INPUT FOR THIS TASK:
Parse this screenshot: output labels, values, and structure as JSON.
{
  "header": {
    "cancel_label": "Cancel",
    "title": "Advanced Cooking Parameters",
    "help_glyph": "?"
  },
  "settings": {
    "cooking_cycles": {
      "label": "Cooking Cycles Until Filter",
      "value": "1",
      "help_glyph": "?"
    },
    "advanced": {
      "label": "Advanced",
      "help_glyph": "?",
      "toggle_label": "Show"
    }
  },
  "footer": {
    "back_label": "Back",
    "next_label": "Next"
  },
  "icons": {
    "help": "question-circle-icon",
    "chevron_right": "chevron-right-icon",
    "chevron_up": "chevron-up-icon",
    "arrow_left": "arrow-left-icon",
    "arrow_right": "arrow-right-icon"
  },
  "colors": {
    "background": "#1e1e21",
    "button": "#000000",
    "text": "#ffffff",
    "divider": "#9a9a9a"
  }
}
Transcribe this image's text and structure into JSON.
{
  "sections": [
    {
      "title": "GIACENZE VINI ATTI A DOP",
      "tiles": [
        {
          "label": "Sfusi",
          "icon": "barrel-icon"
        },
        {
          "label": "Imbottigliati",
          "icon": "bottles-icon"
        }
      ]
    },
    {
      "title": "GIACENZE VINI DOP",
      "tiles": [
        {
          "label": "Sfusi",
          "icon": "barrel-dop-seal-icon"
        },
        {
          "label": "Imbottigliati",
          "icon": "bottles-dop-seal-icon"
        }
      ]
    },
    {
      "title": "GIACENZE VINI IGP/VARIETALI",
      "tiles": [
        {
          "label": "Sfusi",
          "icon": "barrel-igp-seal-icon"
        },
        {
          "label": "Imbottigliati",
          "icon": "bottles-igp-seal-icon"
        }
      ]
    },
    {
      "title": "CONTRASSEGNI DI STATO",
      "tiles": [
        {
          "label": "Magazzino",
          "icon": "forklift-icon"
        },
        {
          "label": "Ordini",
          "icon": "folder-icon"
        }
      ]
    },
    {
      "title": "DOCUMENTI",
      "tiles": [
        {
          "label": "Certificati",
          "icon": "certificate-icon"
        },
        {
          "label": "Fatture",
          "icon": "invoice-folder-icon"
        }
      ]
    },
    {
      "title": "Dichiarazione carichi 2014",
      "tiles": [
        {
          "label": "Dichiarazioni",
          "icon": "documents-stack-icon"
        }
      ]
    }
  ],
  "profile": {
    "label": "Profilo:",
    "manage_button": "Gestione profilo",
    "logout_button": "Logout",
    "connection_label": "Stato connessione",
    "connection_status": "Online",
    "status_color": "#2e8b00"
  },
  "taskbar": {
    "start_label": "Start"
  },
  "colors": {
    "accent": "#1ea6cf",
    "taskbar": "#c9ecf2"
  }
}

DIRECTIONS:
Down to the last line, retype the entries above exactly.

RESPONSE AREA:
Parse this screenshot: output labels, values, and structure as JSON.
{
  "header": {
    "cancel_label": "Cancel",
    "title": "Advanced Cooking Parameters",
    "help_glyph": "?"
  },
  "settings": {
    "cooking_cycles": {
      "label": "Cooking Cycles Until Filter",
      "value": "1",
      "help_glyph": "?"
    },
    "advanced": {
      "label": "Advanced",
      "help_glyph": "?",
      "toggle_label": "Show"
    }
  },
  "footer": {
    "back_label": "Back",
    "next_label": "Next"
  },
  "icons": {
    "help": "question-circle-icon",
    "chevron_right": "chevron-right-icon",
    "chevron_up": "chevron-up-icon",
    "arrow_left": "arrow-left-icon",
    "arrow_right": "arrow-right-icon"
  },
  "colors": {
    "background": "#1e1e21",
    "button": "#000000",
    "text": "#ffffff",
    "divider": "#9a9a9a"
  }
}
Transcribe this image's text and structure into JSON.
{
  "sections": [
    {
      "title": "GIACENZE VINI ATTI A DOP",
      "tiles": [
        {
          "label": "Sfusi",
          "icon": "barrel-icon"
        },
        {
          "label": "Imbottigliati",
          "icon": "bottles-icon"
        }
      ]
    },
    {
      "title": "GIACENZE VINI DOP",
      "tiles": [
        {
          "label": "Sfusi",
          "icon": "barrel-dop-seal-icon"
        },
        {
          "label": "Imbottigliati",
          "icon": "bottles-dop-seal-icon"
        }
      ]
    },
    {
      "title": "GIACENZE VINI IGP/VARIETALI",
      "tiles": [
        {
          "label": "Sfusi",
          "icon": "barrel-igp-seal-icon"
        },
        {
          "label": "Imbottigliati",
          "icon": "bottles-igp-seal-icon"
        }
      ]
    },
    {
      "title": "CONTRASSEGNI DI STATO",
      "tiles": [
        {
          "label": "Magazzino",
          "icon": "forklift-icon"
        },
        {
          "label": "Ordini",
          "icon": "folder-icon"
        }
      ]
    },
    {
      "title": "DOCUMENTI",
      "tiles": [
        {
          "label": "Certificati",
          "icon": "certificate-icon"
        },
        {
          "label": "Fatture",
          "icon": "invoice-folder-icon"
        }
      ]
    },
    {
      "title": "Dichiarazione carichi 2014",
      "tiles": [
        {
          "label": "Dichiarazioni",
          "icon": "documents-stack-icon"
        }
      ]
    }
  ],
  "profile": {
    "label": "Profilo:",
    "manage_button": "Gestione profilo",
    "logout_button": "Logout",
    "connection_label": "Stato connessione",
    "connection_status": "Online",
    "status_color": "#2e8b00"
  },
  "taskbar": {
    "start_label": "Start"
  },
  "colors": {
    "accent": "#1ea6cf",
    "taskbar": "#c9ecf2"
  }
}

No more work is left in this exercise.